The only other area that bears comparison is Norilsk in Russia, but that’s primarily a nickel producing operation, although its output of PGMs is admittedly very significant.
Either way, Karo is big, it’s got the right geological address, and from Tharisa’s point of view, it’s got the right geographical address too.
This development takes the company out of its original country of operation, South Africa, but not too far, and to a country where mutual ties are strong, and mutual benefits are well understood.
Mining has been one of the few industries that’s kept Zimbabwe’s economy going over the past decade or two, and the new Mnangagwa government hasn’t been slow to recognise that.
At the ground-breaking ceremony in December, the Zimbabwean minister present, Winston Chitando, spoke of the 1,000 permanent jobs that will likely be created by the project, as well as the 7,000 jobs that will be created by the construction.
Mention was also made of Karo’s green potential, as much of the power will come from a new solar facility that’s also in the works.
Some more funding will be needed to get Karo up and running, but the economics are compelling.
The net present value is set at just over $770million, with the post-tax internal rate of return likely to run at just over 47 per cent.
It’s not hard to see why Tharisa is committing to Karo, and not hard to see what success would mean either.
Not only would a significant amount of production be added to the company’s annual output, but a significant marker will have been laid down.
This is a company that’s willing and capable of expanding on all levels.

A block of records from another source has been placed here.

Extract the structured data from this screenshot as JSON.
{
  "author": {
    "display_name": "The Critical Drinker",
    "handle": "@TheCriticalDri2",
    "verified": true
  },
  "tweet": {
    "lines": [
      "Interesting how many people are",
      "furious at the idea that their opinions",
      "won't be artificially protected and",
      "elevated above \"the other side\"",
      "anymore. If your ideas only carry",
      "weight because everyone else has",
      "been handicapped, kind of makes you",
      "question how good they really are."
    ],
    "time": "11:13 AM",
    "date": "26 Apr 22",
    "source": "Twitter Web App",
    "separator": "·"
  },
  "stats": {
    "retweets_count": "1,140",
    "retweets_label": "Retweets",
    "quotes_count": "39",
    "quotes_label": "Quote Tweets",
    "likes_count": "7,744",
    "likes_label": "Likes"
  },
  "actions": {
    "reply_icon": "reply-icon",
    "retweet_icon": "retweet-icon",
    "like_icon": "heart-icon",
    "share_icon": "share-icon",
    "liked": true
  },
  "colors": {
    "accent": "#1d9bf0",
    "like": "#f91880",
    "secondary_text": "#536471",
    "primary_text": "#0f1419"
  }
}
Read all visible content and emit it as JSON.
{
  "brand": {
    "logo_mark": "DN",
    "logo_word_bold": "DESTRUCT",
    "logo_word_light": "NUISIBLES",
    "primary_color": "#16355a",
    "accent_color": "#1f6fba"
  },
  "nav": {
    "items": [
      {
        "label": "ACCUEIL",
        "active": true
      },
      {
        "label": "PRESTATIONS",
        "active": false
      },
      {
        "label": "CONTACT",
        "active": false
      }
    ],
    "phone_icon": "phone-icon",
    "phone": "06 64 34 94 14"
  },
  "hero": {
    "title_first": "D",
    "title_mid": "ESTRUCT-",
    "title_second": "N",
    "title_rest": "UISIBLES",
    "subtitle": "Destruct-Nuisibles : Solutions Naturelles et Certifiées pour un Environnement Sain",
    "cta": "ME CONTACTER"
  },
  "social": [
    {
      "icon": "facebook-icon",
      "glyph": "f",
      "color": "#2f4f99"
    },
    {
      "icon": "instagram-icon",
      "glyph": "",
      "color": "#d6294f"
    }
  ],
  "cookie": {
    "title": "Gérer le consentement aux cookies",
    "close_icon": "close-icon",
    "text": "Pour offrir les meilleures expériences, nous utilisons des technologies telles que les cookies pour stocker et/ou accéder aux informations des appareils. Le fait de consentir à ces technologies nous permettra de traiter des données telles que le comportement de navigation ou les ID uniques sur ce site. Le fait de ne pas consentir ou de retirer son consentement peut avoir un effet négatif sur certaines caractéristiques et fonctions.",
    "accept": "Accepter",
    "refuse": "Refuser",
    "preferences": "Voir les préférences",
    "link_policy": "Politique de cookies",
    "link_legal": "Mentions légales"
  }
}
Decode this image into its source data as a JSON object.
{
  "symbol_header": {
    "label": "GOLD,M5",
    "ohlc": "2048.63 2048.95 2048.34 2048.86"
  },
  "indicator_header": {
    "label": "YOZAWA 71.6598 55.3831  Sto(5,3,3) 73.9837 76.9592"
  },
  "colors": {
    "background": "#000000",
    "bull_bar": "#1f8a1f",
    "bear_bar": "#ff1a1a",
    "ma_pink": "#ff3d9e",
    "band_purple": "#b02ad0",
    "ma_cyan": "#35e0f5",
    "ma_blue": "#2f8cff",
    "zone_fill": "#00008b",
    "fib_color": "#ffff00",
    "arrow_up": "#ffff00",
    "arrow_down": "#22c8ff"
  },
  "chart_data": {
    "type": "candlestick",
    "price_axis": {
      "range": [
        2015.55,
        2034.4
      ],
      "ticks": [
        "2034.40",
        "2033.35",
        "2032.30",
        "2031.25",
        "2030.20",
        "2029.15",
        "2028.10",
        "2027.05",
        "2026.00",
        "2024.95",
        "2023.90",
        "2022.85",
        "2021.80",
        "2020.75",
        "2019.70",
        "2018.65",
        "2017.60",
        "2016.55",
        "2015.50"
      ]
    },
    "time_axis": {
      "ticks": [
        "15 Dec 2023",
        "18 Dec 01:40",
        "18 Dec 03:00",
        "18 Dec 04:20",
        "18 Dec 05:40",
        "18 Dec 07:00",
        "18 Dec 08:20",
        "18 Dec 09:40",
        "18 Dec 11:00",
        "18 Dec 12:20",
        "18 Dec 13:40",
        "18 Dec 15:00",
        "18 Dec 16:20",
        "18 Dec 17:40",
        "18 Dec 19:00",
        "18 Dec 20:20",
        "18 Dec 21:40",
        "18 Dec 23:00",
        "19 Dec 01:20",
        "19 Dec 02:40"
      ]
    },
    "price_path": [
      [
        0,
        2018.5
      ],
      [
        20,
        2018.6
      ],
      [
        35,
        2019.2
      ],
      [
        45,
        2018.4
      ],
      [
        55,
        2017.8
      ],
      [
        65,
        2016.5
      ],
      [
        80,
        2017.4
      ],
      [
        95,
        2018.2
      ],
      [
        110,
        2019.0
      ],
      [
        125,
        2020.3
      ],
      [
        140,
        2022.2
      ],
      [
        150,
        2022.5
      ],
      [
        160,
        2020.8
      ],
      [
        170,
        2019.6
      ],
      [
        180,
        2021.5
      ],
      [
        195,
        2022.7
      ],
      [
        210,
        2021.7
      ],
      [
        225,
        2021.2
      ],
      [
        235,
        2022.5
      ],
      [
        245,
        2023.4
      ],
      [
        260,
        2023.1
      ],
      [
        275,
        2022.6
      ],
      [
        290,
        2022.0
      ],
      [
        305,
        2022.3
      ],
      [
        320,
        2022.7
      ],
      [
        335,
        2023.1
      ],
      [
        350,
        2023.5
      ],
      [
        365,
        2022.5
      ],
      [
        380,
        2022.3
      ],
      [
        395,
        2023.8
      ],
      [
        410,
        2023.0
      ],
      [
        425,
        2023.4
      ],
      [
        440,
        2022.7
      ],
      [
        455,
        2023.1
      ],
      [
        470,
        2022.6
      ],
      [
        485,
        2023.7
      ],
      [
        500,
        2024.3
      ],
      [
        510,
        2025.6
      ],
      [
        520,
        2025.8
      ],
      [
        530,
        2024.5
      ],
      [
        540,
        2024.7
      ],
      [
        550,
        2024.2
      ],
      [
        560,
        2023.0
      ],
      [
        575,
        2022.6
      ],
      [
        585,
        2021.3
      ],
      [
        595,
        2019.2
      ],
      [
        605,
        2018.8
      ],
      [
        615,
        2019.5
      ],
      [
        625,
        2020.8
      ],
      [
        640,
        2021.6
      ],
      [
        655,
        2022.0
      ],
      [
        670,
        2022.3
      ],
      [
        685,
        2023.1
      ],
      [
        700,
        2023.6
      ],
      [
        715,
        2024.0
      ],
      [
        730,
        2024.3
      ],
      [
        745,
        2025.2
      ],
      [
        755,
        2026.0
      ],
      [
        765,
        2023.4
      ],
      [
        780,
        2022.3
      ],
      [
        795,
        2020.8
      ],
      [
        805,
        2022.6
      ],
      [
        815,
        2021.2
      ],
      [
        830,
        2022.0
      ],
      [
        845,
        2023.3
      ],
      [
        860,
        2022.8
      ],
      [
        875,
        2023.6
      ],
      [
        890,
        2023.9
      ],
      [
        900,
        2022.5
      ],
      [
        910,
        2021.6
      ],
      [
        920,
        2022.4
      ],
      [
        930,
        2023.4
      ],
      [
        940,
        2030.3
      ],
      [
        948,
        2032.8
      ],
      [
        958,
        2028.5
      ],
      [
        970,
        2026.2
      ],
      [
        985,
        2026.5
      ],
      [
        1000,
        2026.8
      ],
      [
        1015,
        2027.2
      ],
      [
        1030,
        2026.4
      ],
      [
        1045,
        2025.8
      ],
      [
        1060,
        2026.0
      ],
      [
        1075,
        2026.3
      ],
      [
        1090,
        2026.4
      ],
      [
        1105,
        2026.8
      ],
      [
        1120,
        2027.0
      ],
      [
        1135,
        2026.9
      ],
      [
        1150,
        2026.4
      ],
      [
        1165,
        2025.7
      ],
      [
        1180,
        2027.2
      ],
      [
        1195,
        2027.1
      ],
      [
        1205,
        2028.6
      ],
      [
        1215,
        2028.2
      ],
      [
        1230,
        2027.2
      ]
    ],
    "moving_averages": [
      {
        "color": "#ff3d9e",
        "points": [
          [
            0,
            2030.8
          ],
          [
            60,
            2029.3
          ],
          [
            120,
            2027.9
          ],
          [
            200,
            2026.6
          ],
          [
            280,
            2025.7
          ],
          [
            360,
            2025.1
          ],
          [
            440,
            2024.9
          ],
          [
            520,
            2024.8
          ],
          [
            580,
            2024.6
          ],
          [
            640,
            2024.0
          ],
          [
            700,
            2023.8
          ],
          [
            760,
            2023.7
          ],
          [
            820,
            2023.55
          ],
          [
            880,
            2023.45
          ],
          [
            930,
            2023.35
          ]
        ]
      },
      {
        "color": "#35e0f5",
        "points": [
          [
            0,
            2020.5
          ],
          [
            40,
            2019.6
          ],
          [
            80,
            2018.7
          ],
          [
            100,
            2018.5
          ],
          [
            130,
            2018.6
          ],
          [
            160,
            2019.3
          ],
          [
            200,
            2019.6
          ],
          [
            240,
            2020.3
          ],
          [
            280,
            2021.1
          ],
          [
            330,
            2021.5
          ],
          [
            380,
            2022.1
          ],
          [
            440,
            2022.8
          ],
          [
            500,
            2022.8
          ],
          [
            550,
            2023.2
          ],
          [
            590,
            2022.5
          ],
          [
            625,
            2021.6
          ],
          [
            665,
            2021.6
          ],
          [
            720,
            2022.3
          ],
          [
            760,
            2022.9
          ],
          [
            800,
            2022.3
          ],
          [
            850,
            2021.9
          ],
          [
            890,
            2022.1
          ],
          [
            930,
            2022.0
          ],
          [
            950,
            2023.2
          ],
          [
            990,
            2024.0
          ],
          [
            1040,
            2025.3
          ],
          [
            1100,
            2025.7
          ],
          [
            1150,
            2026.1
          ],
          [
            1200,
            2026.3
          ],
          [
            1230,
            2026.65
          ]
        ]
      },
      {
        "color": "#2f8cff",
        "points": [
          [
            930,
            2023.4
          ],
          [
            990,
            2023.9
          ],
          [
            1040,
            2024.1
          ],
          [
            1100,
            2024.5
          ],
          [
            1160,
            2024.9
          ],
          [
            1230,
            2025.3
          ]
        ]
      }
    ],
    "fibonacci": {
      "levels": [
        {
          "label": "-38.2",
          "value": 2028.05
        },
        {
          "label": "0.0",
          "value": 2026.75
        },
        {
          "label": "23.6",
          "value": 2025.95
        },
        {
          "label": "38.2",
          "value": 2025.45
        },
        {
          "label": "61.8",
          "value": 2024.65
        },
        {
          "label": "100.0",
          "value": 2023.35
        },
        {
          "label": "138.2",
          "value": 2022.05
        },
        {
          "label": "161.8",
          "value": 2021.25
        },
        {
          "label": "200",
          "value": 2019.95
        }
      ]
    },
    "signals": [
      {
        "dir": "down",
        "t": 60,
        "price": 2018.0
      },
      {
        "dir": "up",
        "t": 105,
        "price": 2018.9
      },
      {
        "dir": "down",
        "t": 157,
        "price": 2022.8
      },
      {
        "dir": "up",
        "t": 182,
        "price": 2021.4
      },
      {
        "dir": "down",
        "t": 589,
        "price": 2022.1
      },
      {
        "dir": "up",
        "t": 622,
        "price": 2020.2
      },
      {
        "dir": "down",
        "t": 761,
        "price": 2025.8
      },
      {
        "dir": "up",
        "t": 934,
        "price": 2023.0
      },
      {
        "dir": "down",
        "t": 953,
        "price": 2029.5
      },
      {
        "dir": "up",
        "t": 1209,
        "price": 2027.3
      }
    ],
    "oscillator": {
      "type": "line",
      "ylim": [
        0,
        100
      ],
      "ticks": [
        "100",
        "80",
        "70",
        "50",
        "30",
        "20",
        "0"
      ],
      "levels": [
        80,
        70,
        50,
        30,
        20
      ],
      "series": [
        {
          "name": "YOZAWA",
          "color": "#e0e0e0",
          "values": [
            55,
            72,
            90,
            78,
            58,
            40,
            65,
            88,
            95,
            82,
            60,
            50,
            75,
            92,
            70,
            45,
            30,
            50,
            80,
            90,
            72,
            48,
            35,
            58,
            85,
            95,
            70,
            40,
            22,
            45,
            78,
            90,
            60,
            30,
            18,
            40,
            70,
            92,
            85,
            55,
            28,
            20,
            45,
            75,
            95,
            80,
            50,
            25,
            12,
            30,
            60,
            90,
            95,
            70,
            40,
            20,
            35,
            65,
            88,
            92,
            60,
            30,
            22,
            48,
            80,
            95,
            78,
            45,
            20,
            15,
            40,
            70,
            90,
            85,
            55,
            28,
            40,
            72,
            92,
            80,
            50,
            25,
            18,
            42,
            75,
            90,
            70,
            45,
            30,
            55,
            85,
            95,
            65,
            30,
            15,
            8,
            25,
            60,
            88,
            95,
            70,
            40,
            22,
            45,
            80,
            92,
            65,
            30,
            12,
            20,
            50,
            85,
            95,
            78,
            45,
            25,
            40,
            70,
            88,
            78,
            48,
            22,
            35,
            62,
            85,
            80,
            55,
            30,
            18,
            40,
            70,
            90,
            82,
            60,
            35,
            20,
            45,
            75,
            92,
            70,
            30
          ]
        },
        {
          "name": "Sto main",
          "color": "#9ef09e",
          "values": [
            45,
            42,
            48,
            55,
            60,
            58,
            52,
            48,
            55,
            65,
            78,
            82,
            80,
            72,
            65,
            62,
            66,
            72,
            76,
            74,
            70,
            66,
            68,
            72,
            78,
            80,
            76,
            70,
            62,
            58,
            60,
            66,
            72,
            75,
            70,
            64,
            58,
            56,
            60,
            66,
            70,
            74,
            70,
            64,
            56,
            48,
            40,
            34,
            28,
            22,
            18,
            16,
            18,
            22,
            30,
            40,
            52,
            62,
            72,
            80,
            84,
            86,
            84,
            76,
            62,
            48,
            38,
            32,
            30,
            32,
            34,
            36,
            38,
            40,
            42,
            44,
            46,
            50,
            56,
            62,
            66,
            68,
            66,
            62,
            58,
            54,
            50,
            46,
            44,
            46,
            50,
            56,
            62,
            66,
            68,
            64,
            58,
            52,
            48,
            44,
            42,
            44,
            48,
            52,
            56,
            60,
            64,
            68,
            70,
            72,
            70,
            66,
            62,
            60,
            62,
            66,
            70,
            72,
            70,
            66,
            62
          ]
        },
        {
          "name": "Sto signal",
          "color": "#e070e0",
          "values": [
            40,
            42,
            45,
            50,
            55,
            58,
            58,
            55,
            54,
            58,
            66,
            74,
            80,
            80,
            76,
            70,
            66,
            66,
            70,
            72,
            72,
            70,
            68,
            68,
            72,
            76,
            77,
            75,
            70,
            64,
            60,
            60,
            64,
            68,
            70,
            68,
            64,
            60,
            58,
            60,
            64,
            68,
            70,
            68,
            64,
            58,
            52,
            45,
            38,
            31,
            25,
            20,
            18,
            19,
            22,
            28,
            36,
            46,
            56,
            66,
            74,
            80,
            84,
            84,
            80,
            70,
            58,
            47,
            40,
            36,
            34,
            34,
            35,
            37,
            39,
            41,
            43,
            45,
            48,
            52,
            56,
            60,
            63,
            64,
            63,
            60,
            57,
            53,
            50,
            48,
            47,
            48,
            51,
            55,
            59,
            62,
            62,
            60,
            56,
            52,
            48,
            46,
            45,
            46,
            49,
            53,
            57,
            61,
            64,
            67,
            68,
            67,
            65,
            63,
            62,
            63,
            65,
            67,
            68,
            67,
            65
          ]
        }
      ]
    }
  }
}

First production is expected from Karo in 2024, but it wouldn’t be surprising if the shares start moving long before that.